[Task goal]:
How many lines of the entries below contain the string "JSON"? State the number alone.

[Data under study]:
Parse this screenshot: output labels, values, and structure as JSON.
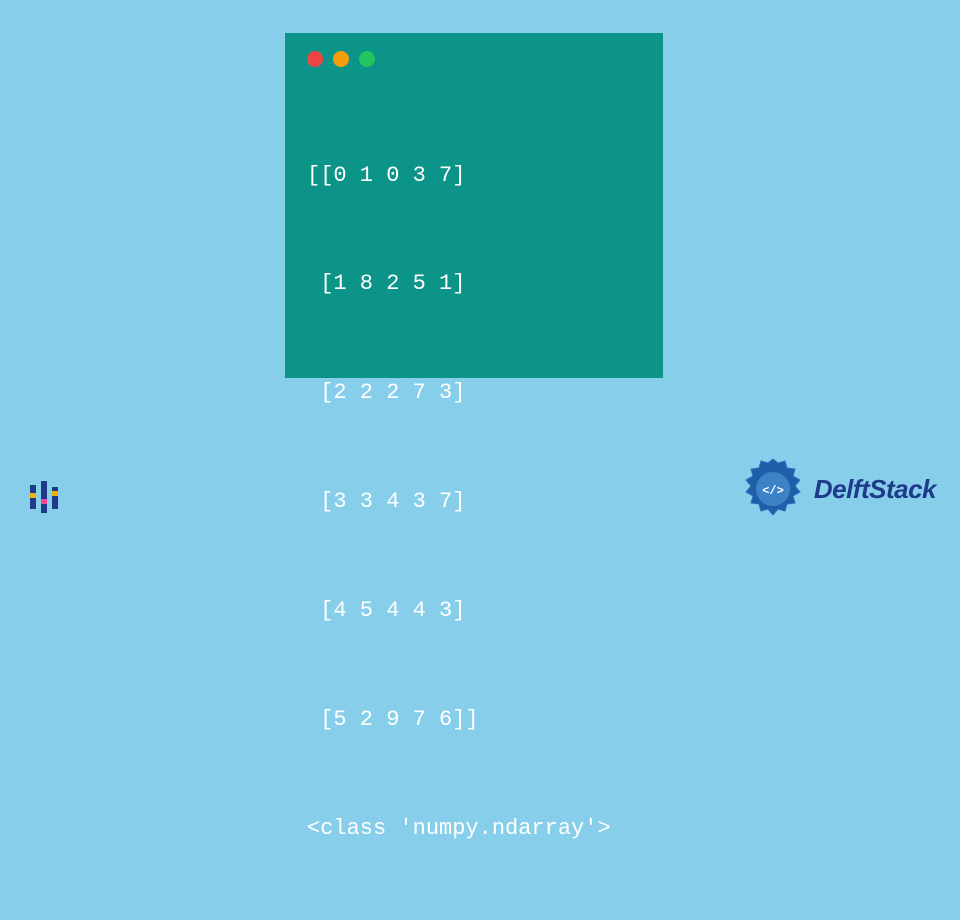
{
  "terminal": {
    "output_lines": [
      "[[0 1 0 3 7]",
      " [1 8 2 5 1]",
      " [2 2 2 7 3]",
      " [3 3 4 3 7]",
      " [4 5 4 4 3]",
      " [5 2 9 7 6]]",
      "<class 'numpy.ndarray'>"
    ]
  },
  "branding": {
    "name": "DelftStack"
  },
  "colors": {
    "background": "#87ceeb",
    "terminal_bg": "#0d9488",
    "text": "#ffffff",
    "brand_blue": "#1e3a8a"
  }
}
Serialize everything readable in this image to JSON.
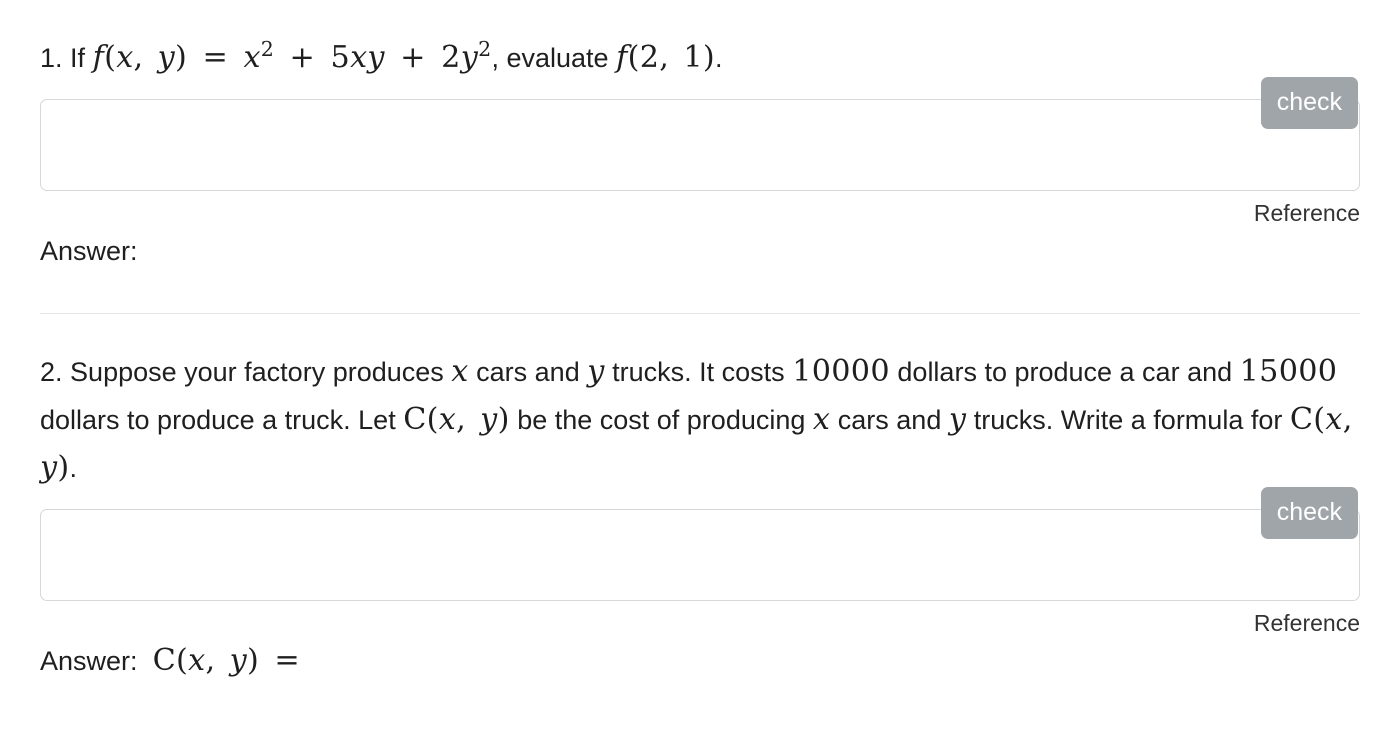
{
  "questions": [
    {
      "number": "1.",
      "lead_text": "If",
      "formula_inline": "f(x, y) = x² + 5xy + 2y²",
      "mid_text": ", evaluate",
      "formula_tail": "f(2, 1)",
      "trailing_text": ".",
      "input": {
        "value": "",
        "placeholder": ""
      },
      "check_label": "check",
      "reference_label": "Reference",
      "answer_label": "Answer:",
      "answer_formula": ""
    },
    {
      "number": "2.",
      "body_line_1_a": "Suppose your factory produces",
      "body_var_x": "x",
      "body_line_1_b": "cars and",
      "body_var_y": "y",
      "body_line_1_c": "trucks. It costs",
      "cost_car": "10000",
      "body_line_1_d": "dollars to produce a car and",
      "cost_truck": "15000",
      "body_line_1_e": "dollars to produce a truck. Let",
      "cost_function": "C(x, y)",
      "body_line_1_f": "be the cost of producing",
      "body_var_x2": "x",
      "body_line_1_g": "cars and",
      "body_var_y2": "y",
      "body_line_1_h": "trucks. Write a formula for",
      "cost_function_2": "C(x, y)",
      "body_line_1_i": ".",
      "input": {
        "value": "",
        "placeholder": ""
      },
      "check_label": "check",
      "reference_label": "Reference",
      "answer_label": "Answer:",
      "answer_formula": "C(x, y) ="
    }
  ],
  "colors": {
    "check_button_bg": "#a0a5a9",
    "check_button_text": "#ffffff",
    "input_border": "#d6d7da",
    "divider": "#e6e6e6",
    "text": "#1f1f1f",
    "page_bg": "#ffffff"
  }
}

[Response to this exercise]:
2